Sanibel Island a Southwest Florida Treasure
History and Points of Interest
Sanibel and Captiva formed as one island about 6,000 years ago. The first known humans in the area were the Calusa, who arrived about 2,500 years ago.The Calusa were a powerful Indian nation who came to dominate most of Southwest Florida through trade via their elaborate system of canals and waterways. Sanibel remained an important Calusa settlement until the collapse of their empire, soon after the arrival of the Europeans.
In 1765, the first known appearance of a harbor on Sanibel is shown on a map as Puerto de S. Nibel (the “v” and “b” being interchangeable); thus, the name may have evolved from “San Nibel”. Alternatively, the name may derive, as many believe, from “(Santa) Ybel”, which survives in the old placename “Point Ybel”, where the Sanibel Island Light is located. How it would have gotten this name, however, is a matter of conjecture. One story says it was named by Juan Ponce de LeÛn for Queen Isabella I of Castile; the island may indeed be named for this queen or the saint whose name she shares, either by Ponce de LeÛn or someone later. Another attributes the name to Roderigo Lopez, the first mate of JosÈ Gaspar (Gasparilla), after his beautiful lover Sanibel whom he had left behind in Spain. Like most of the lore surrounding Gasparilla, however, this story is apocryphal, as the above references to recognizable variants of the name predate the buccaneer’s supposed reign. Sanibel is not the only island in the area to figure prominently in the legends of Gaspar; Captiva, Useppa, and Gasparilla are also connected.
The main town is located on the eastern end of the island.

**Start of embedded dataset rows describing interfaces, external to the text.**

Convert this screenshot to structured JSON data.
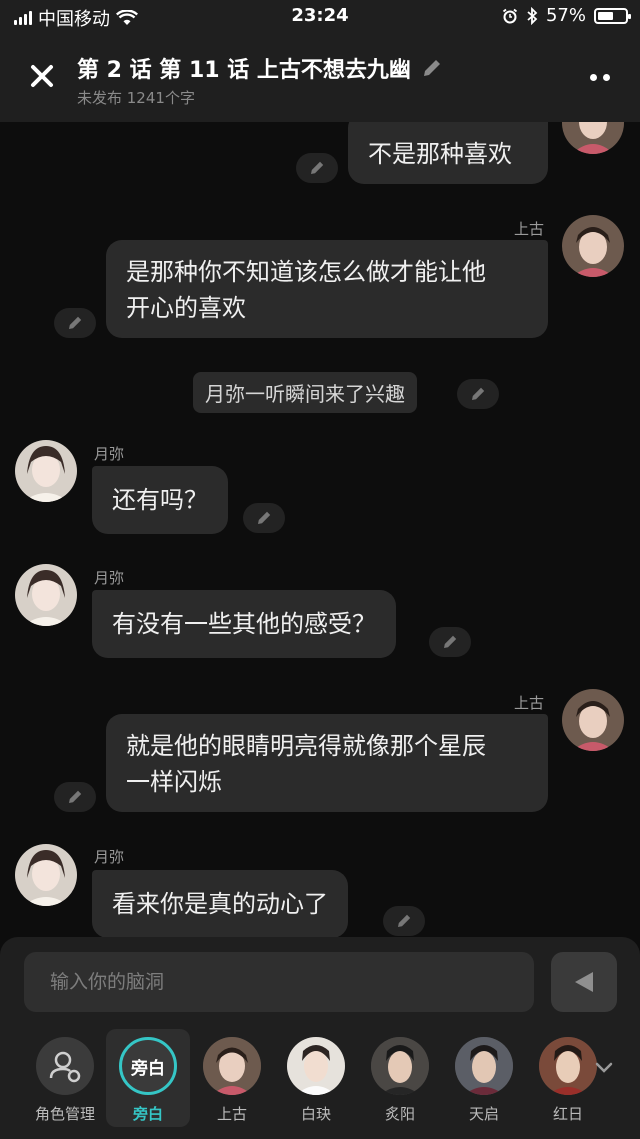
{
  "status_bar": {
    "carrier": "中国移动",
    "time": "23:24",
    "battery_percent": "57%",
    "battery_level": 0.57
  },
  "header": {
    "title": "第 2 话  第 11 话  上古不想去九幽",
    "subtitle": "未发布 1241个字"
  },
  "messages": [
    {
      "side": "right",
      "speaker": "",
      "text": "不是那种喜欢"
    },
    {
      "side": "right",
      "speaker": "上古",
      "line1": "是那种你不知道该怎么做才能让他",
      "line2": "开心的喜欢"
    },
    {
      "side": "center",
      "text": "月弥一听瞬间来了兴趣"
    },
    {
      "side": "left",
      "speaker": "月弥",
      "text": "还有吗？"
    },
    {
      "side": "left",
      "speaker": "月弥",
      "text": "有没有一些其他的感受？"
    },
    {
      "side": "right",
      "speaker": "上古",
      "line1": "就是他的眼睛明亮得就像那个星辰",
      "line2": "一样闪烁"
    },
    {
      "side": "left",
      "speaker": "月弥",
      "text": "看来你是真的动心了"
    }
  ],
  "composer": {
    "placeholder": "输入你的脑洞"
  },
  "roles": [
    {
      "label": "角色管理",
      "icon": "person-gear-icon"
    },
    {
      "label": "旁白",
      "badge": "旁白",
      "active": true
    },
    {
      "label": "上古"
    },
    {
      "label": "白玦"
    },
    {
      "label": "炙阳"
    },
    {
      "label": "天启"
    },
    {
      "label": "红日"
    }
  ],
  "colors": {
    "accent": "#35c6c6",
    "background": "#0d0d0d",
    "bubble": "#2b2b2b",
    "bar": "#1f1f1f"
  }
}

The city was formed in 1974 as a direct result of the main causeway being built in 1963 to replace the ferry, and the rampant construction and development that occurred afterward. Developers sued over the new restrictions, but the city and citizens prevailed in their quest to protect the island. The only buildings above two to three stories now on the barrier island were built during that period.
The city is on Gulf coast of Southwest Florida, and is linked to the mainland by the Sanibel Causeway. A short bridge over Blind Pass links Sanibel to the unincorporated town of Captiva on Captiva Island. More than half of the two islands are preserved in its natural state as wildlife refuges. Visitors can drive, walk, bike, or kayak through the J. N. “Ding” Darling National Wildlife Refuge The island’s most famous landmark, the Sanibel Lighthouse, is located at the eastern end of the island, adjacent to the fishing pier. The main thoroughfare, Periwinkle Way, is where the majority of stores and restaurants are located, while the Gulf Drives (East, Middle and West) play host to most of the accommodations.
The Wall Street Journal selected Sanibel and Captiva Islands as one of the 10 Best
Places for Second Homes in 2010.
Browse our listings of Sanibel real estate or contact one of our Sanibel Island real estate agents so we can do the search for you. We’re here to help find your dream home.